NHC has put together a report that recaps discussions on: Shaping the Future of Housing Finance Reform, Passing the Neighborhood Homes Investment Act, Closing the Black Homeownership Gap, and more from our Solutions for Affordable Housing 2019 convening.
The last remaining piece of reform after the financial crisis and Great Recession is how to structure the secondary mortgage market, including the role of Fannie Mae and Freddie Mac. While there is broad agreement that reform of these government sponsored enterprises (GSEs) is necessary to ensure a strong and stable housing economy, there continue to be fundamental disagreements on a range of key issues.
This paper details key objectives any reform or restructuring of the secondary mortgage market system must focus on. Over the past year, NHC convened a broad range of experts on housing finance to inform this paper.
Funded by a grant from the Kresge Foundation, the National Housing Conference (NHC) convened a series of health and housing working group meetings to bring together practitioners from both the nonprofit and for-profit affordable housing sphere with health care organizations.
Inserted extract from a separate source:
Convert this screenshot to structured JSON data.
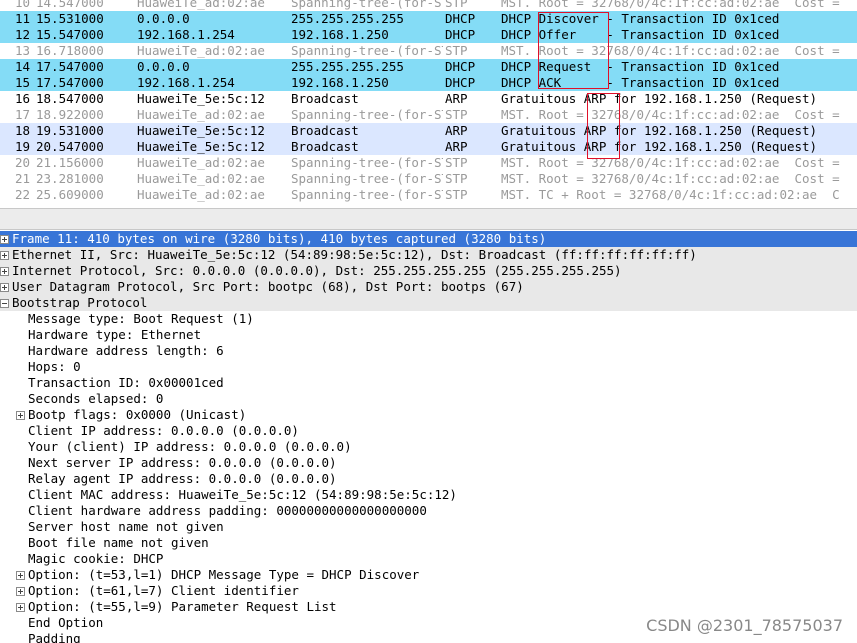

The objective was to explore practical and actionable ways that housing developers can work together with health systems and managed care organizations to build new affordable housing units while reducing unreimbursed medical costs in high-cost populations. Over the course of nine months, the group worked to identify the necessary next steps in order to foster more direct investment by health organizations in affordable housing, while identifying challenges that continue to require mitigating strategies.
The annual Paycheck to Paycheck report from the National Housing Conference (NHC) examines workers’ ability to a?ord housing in metro areas across the United States. NHC partnered with Housing Colorado to focus on the unique housing affordability challenges in Colorado. This report compares median housing costs and median income data in six metro areas — Denver, Boulder, Greeley, Fort Collins, Pueblo and Colorado Springs — for five key community occupations: childcare worker, firefighter, dental assistant, plumber and bank teller.
The report, which focuses on the affordability challenges faced by carpenters; electricians; heating, ventilation, and air conditioning (HVAC) mechanics; maintenance workers and plumbers